Once you have read the entries below, repeat all of them exactly.

--- START ---

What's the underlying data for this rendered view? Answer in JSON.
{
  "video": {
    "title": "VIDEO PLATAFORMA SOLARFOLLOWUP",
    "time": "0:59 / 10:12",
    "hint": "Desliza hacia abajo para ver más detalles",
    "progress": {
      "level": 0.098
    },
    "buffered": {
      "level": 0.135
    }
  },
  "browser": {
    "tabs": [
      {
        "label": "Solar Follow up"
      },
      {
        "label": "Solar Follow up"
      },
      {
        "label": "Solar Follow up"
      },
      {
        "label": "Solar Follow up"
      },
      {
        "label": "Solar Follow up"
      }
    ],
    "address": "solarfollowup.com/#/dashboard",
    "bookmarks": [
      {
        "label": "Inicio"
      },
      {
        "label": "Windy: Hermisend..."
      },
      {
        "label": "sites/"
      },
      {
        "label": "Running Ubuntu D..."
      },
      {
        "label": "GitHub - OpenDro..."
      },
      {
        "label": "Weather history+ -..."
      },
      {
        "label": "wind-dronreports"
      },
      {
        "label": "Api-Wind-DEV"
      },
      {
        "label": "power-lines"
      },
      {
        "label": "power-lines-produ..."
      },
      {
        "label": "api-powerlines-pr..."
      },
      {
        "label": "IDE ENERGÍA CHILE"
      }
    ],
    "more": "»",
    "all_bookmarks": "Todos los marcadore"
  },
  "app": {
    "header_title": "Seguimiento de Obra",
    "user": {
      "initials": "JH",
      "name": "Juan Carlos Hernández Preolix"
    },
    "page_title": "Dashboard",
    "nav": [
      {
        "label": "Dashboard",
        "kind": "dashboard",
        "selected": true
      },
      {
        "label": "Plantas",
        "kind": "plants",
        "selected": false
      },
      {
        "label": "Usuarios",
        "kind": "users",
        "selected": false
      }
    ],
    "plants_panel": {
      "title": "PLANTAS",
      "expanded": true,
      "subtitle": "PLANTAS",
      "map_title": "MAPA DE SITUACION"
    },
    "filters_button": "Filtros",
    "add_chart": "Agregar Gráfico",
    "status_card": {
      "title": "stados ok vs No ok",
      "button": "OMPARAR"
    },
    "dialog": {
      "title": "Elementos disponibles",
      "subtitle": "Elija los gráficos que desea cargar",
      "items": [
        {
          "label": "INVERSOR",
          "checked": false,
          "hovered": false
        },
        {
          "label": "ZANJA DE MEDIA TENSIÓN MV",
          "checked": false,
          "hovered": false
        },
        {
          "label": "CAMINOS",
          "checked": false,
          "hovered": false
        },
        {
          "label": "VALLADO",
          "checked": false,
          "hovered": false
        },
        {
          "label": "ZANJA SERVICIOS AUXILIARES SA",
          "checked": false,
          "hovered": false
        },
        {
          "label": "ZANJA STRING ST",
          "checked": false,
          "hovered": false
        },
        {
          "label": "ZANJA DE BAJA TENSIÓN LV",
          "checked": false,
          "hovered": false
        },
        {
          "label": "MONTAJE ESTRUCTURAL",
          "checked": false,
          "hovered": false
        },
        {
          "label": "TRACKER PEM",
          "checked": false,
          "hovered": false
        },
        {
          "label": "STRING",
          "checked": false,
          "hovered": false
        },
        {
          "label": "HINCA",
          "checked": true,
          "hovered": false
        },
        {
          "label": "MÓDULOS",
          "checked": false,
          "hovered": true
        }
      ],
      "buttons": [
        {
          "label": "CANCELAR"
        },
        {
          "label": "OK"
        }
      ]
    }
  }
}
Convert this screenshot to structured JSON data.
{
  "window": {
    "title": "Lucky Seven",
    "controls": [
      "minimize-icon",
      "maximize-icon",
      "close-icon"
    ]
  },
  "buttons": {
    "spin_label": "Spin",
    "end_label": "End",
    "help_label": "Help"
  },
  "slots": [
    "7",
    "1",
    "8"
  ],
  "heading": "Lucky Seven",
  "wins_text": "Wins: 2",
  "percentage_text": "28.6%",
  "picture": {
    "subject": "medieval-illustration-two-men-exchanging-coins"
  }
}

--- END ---

▸ TASK ANSWER
What's the underlying data for this rendered view? Answer in JSON.
{
  "video": {
    "title": "VIDEO PLATAFORMA SOLARFOLLOWUP",
    "time": "0:59 / 10:12",
    "hint": "Desliza hacia abajo para ver más detalles",
    "progress": {
      "level": 0.098
    },
    "buffered": {
      "level": 0.135
    }
  },
  "browser": {
    "tabs": [
      {
        "label": "Solar Follow up"
      },
      {
        "label": "Solar Follow up"
      },
      {
        "label": "Solar Follow up"
      },
      {
        "label": "Solar Follow up"
      },
      {
        "label": "Solar Follow up"
      }
    ],
    "address": "solarfollowup.com/#/dashboard",
    "bookmarks": [
      {
        "label": "Inicio"
      },
      {
        "label": "Windy: Hermisend..."
      },
      {
        "label": "sites/"
      },
      {
        "label": "Running Ubuntu D..."
      },
      {
        "label": "GitHub - OpenDro..."
      },
      {
        "label": "Weather history+ -..."
      },
      {
        "label": "wind-dronreports"
      },
      {
        "label": "Api-Wind-DEV"
      },
      {
        "label": "power-lines"
      },
      {
        "label": "power-lines-produ..."
      },
      {
        "label": "api-powerlines-pr..."
      },
      {
        "label": "IDE ENERGÍA CHILE"
      }
    ],
    "more": "»",
    "all_bookmarks": "Todos los marcadore"
  },
  "app": {
    "header_title": "Seguimiento de Obra",
    "user": {
      "initials": "JH",
      "name": "Juan Carlos Hernández Preolix"
    },
    "page_title": "Dashboard",
    "nav": [
      {
        "label": "Dashboard",
        "kind": "dashboard",
        "selected": true
      },
      {
        "label": "Plantas",
        "kind": "plants",
        "selected": false
      },
      {
        "label": "Usuarios",
        "kind": "users",
        "selected": false
      }
    ],
    "plants_panel": {
      "title": "PLANTAS",
      "expanded": true,
      "subtitle": "PLANTAS",
      "map_title": "MAPA DE SITUACION"
    },
    "filters_button": "Filtros",
    "add_chart": "Agregar Gráfico",
    "status_card": {
      "title": "stados ok vs No ok",
      "button": "OMPARAR"
    },
    "dialog": {
      "title": "Elementos disponibles",
      "subtitle": "Elija los gráficos que desea cargar",
      "items": [
        {
          "label": "INVERSOR",
          "checked": false,
          "hovered": false
        },
        {
          "label": "ZANJA DE MEDIA TENSIÓN MV",
          "checked": false,
          "hovered": false
        },
        {
          "label": "CAMINOS",
          "checked": false,
          "hovered": false
        },
        {
          "label": "VALLADO",
          "checked": false,
          "hovered": false
        },
        {
          "label": "ZANJA SERVICIOS AUXILIARES SA",
          "checked": false,
          "hovered": false
        },
        {
          "label": "ZANJA STRING ST",
          "checked": false,
          "hovered": false
        },
        {
          "label": "ZANJA DE BAJA TENSIÓN LV",
          "checked": false,
          "hovered": false
        },
        {
          "label": "MONTAJE ESTRUCTURAL",
          "checked": false,
          "hovered": false
        },
        {
          "label": "TRACKER PEM",
          "checked": false,
          "hovered": false
        },
        {
          "label": "STRING",
          "checked": false,
          "hovered": false
        },
        {
          "label": "HINCA",
          "checked": true,
          "hovered": false
        },
        {
          "label": "MÓDULOS",
          "checked": false,
          "hovered": true
        }
      ],
      "buttons": [
        {
          "label": "CANCELAR"
        },
        {
          "label": "OK"
        }
      ]
    }
  }
}
Convert this screenshot to structured JSON data.
{
  "window": {
    "title": "Lucky Seven",
    "controls": [
      "minimize-icon",
      "maximize-icon",
      "close-icon"
    ]
  },
  "buttons": {
    "spin_label": "Spin",
    "end_label": "End",
    "help_label": "Help"
  },
  "slots": [
    "7",
    "1",
    "8"
  ],
  "heading": "Lucky Seven",
  "wins_text": "Wins: 2",
  "percentage_text": "28.6%",
  "picture": {
    "subject": "medieval-illustration-two-men-exchanging-coins"
  }
}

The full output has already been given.